Furthermore, we concluded that the economics of SMRs don’t compete when compared with other alternatives. The cost of electricity from SMRs was found to be much higher than the cost of wind or solar, or even of the diesel supply currently used in the majority of these mines and communities.
Of course, our estimates for the LCOEs of different sources are dependent on various assumptions. We tried varying these assumptions within reasonable limits and found that the main result — that electricity from SMRs is far more expensive than the corresponding costs of generating electricity using diesel, wind, solar or some combination thereof — remains valid.

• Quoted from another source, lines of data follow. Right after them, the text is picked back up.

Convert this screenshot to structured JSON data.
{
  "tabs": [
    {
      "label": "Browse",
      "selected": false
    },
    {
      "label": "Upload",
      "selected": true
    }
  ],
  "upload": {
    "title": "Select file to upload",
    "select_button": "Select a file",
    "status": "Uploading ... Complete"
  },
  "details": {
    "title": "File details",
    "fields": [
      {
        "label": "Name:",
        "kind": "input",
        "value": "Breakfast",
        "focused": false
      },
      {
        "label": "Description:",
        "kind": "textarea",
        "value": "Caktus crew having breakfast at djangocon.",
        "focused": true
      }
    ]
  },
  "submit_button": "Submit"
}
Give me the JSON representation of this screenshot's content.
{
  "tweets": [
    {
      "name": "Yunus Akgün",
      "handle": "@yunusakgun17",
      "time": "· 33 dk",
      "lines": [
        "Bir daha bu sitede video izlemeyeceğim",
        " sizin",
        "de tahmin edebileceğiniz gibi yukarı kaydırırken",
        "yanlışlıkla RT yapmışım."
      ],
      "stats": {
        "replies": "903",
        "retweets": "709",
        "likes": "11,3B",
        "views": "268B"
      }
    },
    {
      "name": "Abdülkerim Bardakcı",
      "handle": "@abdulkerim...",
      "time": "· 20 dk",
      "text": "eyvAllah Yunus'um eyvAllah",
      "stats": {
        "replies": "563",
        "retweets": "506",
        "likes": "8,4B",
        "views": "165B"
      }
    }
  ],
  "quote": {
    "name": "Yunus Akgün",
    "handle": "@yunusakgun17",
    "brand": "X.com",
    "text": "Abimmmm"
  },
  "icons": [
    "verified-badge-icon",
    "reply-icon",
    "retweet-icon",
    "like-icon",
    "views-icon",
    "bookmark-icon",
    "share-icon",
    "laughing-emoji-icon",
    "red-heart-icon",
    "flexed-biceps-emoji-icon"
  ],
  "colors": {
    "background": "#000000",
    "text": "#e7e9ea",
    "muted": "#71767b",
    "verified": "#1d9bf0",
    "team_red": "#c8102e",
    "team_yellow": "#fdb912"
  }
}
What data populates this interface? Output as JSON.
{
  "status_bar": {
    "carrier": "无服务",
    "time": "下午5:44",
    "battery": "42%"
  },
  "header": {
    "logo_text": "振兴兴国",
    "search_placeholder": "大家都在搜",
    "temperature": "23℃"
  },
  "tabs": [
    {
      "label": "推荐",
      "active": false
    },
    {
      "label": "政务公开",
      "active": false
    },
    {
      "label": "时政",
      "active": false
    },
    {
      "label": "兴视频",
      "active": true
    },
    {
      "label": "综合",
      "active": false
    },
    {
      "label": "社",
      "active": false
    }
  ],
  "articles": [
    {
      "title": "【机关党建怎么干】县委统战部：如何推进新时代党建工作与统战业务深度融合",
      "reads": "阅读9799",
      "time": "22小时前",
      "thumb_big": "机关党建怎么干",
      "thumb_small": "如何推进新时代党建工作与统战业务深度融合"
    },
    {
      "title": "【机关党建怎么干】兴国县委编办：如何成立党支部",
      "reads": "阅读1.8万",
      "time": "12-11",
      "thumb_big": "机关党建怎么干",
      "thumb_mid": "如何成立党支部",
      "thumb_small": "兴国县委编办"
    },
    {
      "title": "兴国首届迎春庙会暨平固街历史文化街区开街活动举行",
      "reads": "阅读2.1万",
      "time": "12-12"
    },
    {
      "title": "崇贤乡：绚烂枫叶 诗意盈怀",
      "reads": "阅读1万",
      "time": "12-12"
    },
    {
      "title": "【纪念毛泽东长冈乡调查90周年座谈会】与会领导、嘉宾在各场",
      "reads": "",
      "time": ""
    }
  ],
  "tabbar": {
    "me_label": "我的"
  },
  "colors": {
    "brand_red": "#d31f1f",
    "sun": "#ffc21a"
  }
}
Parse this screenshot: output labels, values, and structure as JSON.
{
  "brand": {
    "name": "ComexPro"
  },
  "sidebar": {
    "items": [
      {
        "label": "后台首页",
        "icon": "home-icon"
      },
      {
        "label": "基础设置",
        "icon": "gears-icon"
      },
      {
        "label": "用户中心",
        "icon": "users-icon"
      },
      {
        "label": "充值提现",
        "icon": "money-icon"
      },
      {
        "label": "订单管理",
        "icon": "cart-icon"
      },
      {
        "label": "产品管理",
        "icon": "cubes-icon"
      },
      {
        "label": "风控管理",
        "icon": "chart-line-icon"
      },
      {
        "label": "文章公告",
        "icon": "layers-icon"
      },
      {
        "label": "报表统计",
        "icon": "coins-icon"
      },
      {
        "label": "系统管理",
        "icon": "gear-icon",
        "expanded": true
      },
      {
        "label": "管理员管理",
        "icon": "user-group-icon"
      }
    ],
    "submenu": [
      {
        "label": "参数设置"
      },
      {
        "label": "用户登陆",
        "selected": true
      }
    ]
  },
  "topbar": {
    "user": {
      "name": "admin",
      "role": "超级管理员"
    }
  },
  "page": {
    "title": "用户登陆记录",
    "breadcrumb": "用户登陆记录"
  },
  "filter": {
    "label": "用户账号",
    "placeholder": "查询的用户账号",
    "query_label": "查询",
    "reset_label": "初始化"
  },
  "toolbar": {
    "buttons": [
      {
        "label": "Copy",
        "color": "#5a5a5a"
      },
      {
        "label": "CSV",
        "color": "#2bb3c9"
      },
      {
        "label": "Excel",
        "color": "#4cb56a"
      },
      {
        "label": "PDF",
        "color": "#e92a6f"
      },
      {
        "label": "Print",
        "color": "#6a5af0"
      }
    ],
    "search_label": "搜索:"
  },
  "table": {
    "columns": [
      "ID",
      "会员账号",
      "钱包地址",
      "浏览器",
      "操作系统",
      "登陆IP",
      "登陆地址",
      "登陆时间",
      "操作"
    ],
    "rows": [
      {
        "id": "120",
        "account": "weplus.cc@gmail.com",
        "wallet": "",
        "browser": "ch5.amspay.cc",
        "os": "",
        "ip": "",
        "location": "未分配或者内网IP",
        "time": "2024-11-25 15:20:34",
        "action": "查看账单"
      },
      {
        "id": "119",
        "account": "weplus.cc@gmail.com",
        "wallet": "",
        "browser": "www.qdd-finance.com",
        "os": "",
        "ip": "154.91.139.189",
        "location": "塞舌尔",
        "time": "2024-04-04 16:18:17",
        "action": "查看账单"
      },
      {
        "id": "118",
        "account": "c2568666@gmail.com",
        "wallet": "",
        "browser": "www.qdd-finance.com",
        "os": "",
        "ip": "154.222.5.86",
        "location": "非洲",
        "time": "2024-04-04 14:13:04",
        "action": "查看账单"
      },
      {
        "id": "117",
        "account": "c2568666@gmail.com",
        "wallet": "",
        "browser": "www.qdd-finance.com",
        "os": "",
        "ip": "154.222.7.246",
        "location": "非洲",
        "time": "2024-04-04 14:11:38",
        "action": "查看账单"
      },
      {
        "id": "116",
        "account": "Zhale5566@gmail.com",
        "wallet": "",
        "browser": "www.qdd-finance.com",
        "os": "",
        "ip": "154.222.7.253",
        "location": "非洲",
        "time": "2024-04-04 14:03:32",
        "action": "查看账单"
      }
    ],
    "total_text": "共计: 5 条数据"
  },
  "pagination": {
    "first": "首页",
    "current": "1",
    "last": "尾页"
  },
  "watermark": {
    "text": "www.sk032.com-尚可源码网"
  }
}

All else being equal, the assumed capital cost of constructing a SMR would have to decline by over 95 percent to be competitive with a wind-diesel hybrid system. The limited experience with SMRs that are being built around the world suggests that construction costs will be higher, not lower, than advocates promise.
Meanwhile, renewables and storage technologies have seen substantial cost declines over the past decades. Recent estimates place wind, solar and hybrid systems at costs competitive with diesel power. Successful demonstrations suggest that renewable hybrid applications are becoming increasingly feasible for heavy industry, and the implementation of numerous numerous projects in northern communities suggests a high level of social acceptance. Many northern and, in particular, Indigenous communities have an interest in self-determined decision-making and maintaining a good relationship with the land. In June 2019, for example, the Anishinabek Chiefs-in-Assembly, representing 40 First Nations across Ontario, unanimously expressed opposition to SMRs. Grand Council Chief Glen Hare announced that the Anishinabek Nation is “vehemently opposed to any effort to situate SMRs within our territory.”
Instead of focusing on SMRs, policy-makers should bolster support for other renewable generation technologies as key mechanisms to reduce carbon emissions and align with community values.